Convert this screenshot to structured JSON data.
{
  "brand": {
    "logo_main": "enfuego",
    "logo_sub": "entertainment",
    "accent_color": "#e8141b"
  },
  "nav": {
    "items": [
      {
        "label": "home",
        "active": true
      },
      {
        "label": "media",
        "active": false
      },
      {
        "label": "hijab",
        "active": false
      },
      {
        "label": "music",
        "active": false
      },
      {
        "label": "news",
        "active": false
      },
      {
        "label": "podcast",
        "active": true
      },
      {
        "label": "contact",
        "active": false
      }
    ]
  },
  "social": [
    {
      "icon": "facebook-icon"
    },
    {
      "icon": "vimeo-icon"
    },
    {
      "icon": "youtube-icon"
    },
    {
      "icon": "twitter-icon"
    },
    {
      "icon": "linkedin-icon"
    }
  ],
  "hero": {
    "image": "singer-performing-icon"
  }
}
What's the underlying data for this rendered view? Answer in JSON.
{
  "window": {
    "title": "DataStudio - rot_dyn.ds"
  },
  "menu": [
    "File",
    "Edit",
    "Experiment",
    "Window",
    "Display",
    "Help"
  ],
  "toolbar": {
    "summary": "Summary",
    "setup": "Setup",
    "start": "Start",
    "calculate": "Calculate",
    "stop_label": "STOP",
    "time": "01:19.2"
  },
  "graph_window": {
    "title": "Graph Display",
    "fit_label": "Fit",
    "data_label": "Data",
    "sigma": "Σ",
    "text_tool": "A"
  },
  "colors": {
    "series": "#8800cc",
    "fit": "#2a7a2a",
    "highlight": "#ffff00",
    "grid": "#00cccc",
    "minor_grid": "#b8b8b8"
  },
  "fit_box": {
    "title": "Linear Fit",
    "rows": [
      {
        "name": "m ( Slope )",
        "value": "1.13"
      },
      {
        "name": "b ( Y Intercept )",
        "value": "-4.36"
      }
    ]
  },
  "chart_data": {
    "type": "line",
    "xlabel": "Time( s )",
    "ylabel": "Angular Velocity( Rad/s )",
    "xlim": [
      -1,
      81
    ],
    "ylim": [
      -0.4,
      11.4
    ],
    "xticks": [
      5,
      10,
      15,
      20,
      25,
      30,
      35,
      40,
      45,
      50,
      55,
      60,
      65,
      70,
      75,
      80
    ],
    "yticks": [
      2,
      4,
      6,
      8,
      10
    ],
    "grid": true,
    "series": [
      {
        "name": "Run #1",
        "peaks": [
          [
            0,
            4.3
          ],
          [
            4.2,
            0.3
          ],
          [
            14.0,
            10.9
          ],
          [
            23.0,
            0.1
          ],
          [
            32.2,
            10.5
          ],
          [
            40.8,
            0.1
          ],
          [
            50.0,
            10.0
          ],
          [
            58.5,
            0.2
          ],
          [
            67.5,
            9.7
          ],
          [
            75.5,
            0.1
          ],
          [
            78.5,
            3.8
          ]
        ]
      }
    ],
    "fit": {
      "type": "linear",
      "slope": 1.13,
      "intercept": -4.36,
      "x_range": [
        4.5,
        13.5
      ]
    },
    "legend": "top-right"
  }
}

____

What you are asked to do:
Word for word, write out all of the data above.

Finished exercise:
Convert this screenshot to structured JSON data.
{
  "brand": {
    "logo_main": "enfuego",
    "logo_sub": "entertainment",
    "accent_color": "#e8141b"
  },
  "nav": {
    "items": [
      {
        "label": "home",
        "active": true
      },
      {
        "label": "media",
        "active": false
      },
      {
        "label": "hijab",
        "active": false
      },
      {
        "label": "music",
        "active": false
      },
      {
        "label": "news",
        "active": false
      },
      {
        "label": "podcast",
        "active": true
      },
      {
        "label": "contact",
        "active": false
      }
    ]
  },
  "social": [
    {
      "icon": "facebook-icon"
    },
    {
      "icon": "vimeo-icon"
    },
    {
      "icon": "youtube-icon"
    },
    {
      "icon": "twitter-icon"
    },
    {
      "icon": "linkedin-icon"
    }
  ],
  "hero": {
    "image": "singer-performing-icon"
  }
}
What's the underlying data for this rendered view? Answer in JSON.
{
  "window": {
    "title": "DataStudio - rot_dyn.ds"
  },
  "menu": [
    "File",
    "Edit",
    "Experiment",
    "Window",
    "Display",
    "Help"
  ],
  "toolbar": {
    "summary": "Summary",
    "setup": "Setup",
    "start": "Start",
    "calculate": "Calculate",
    "stop_label": "STOP",
    "time": "01:19.2"
  },
  "graph_window": {
    "title": "Graph Display",
    "fit_label": "Fit",
    "data_label": "Data",
    "sigma": "Σ",
    "text_tool": "A"
  },
  "colors": {
    "series": "#8800cc",
    "fit": "#2a7a2a",
    "highlight": "#ffff00",
    "grid": "#00cccc",
    "minor_grid": "#b8b8b8"
  },
  "fit_box": {
    "title": "Linear Fit",
    "rows": [
      {
        "name": "m ( Slope )",
        "value": "1.13"
      },
      {
        "name": "b ( Y Intercept )",
        "value": "-4.36"
      }
    ]
  },
  "chart_data": {
    "type": "line",
    "xlabel": "Time( s )",
    "ylabel": "Angular Velocity( Rad/s )",
    "xlim": [
      -1,
      81
    ],
    "ylim": [
      -0.4,
      11.4
    ],
    "xticks": [
      5,
      10,
      15,
      20,
      25,
      30,
      35,
      40,
      45,
      50,
      55,
      60,
      65,
      70,
      75,
      80
    ],
    "yticks": [
      2,
      4,
      6,
      8,
      10
    ],
    "grid": true,
    "series": [
      {
        "name": "Run #1",
        "peaks": [
          [
            0,
            4.3
          ],
          [
            4.2,
            0.3
          ],
          [
            14.0,
            10.9
          ],
          [
            23.0,
            0.1
          ],
          [
            32.2,
            10.5
          ],
          [
            40.8,
            0.1
          ],
          [
            50.0,
            10.0
          ],
          [
            58.5,
            0.2
          ],
          [
            67.5,
            9.7
          ],
          [
            75.5,
            0.1
          ],
          [
            78.5,
            3.8
          ]
        ]
      }
    ],
    "fit": {
      "type": "linear",
      "slope": 1.13,
      "intercept": -4.36,
      "x_range": [
        4.5,
        13.5
      ]
    },
    "legend": "top-right"
  }
}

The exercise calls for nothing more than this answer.